"Macarena (Bayside Boys Mix)" - Los Del Rio Hot 100 Peak: No. 1 for 14 weeks (1996)
The original version was recorded in 1993, entirely in Spanish. Miami's Power 96 only played songs in English and asked Carlos De Yarza and Mike Triay, the Bayside Boys, to do a remix. Singer Patricia Alfaro recorded their new English lyrics and the song became a national phenomenon.
"I Gotta Feeling" - The Black Eyed Peas Hot 100 Peak: No. 1 for 14 weeks (2009)
The Peas' "Boom Boom Pow" was No. 1 for 12 weeks and was immediately succeeded by "I Gotta Feeling," which ruled for 14 weeks.
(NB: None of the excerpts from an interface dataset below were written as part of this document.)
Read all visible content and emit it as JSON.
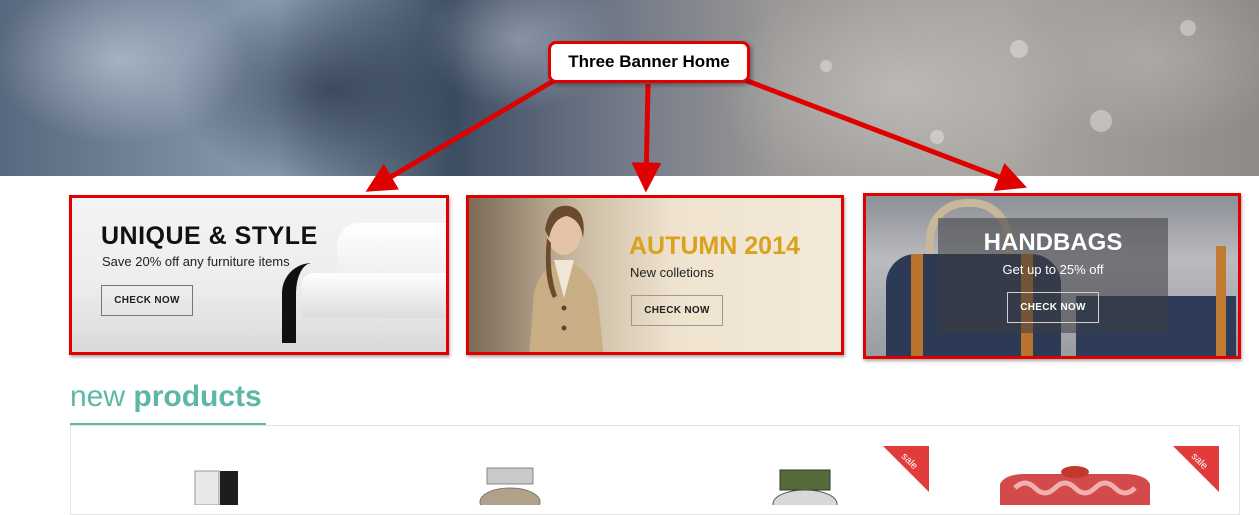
{
  "callout": {
    "label": "Three Banner Home"
  },
  "banners": [
    {
      "title": "UNIQUE & STYLE",
      "subtitle": "Save 20% off any furniture items",
      "button": "CHECK NOW"
    },
    {
      "title": "AUTUMN 2014",
      "subtitle": "New colletions",
      "button": "CHECK NOW"
    },
    {
      "title": "HANDBAGS",
      "subtitle": "Get up to 25% off",
      "button": "CHECK NOW"
    }
  ],
  "new_products": {
    "title_light": "new",
    "title_bold": "products"
  },
  "products": [
    {
      "image": "kitchen-appliance"
    },
    {
      "image": "metal-watch"
    },
    {
      "image": "green-strap-watch",
      "badge": "sale"
    },
    {
      "image": "red-handbag",
      "badge": "sale"
    }
  ],
  "colors": {
    "accent": "#5cb8a4",
    "annotation": "#e00000",
    "sale": "#e23b3b",
    "autumn": "#d9a21d"
  }
}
The combined 26-week reign is the longest for any artist in Hot 100 history.
"Party Rock Anthem" - LMFAO feat. Lauren Bennett & GoonRock Hot 100 Peak: No. 1 for six weeks (2011)
The song recorded by Motown founder Berry Gordy's son (Redfoo, a.k.a. Stefan Kendal Gordy) and grandson (SkyBlu, a.k.a. Skyler Husten Gordy) became a bigger hit than any single released by Motown. ("Party" was released on Party Rock/will.i.am/Cherrytree/Interscope.) Born in Kent, England, Bennett is the highest-ranking British artist on the all-time Hot 100.
"How Do I Live" - LeAnn Rimes Hot 100 Peak: No. 2 (1997)
Diane Warren wrote the song for Rimes to sing in the film "Con Air," but the producers preferred Trisha Yearwood for the soundtrack. Both versions were released as singles and both charted. Rimes' single remained on the Hot 100 for 69 weeks, a record at the time.
"Mack the Knife" - Bobby Darin Hot 100 Peak: No. 1 for nine weeks (1959)
Inspired by Louis Armstrong's version of the song from "The Threepenny Opera," Darin recorded "Mack the Knife" for his album "That's All," but didn't want it released as a single. Atco issued it anyway and it became his biggest hit and signature song.
"Smooth" - Santana feat. Rob Thomas Hot 100 Peak: No. 1 for 12 weeks (1999)
"Smooth" went to No. 1 30 years to the week after Santana's debut on the Hot 100 with "Jingo." It was the longest wait in history from chart debut to first No. 1.
"The Twist" - Chubby Checker Hot 100 Peak: No. 1 for three weeks (1960, 1962)
The only single to be No. 1 twice on the Hot 100, in two different chart runs. After topping the chart in 1960, the dance caught on with the older generation. Checker was invited to perform "The Twist" on "The Ed Sullivan Show" on Oct. 22, 1961, prompting a re-release of the single and a full-page ad in Billboard that proclaimed, "‘The Twist' dance rage explodes into the adult world!" The grown-ups bought enough copies to send the song back to No. 1 in early 1962.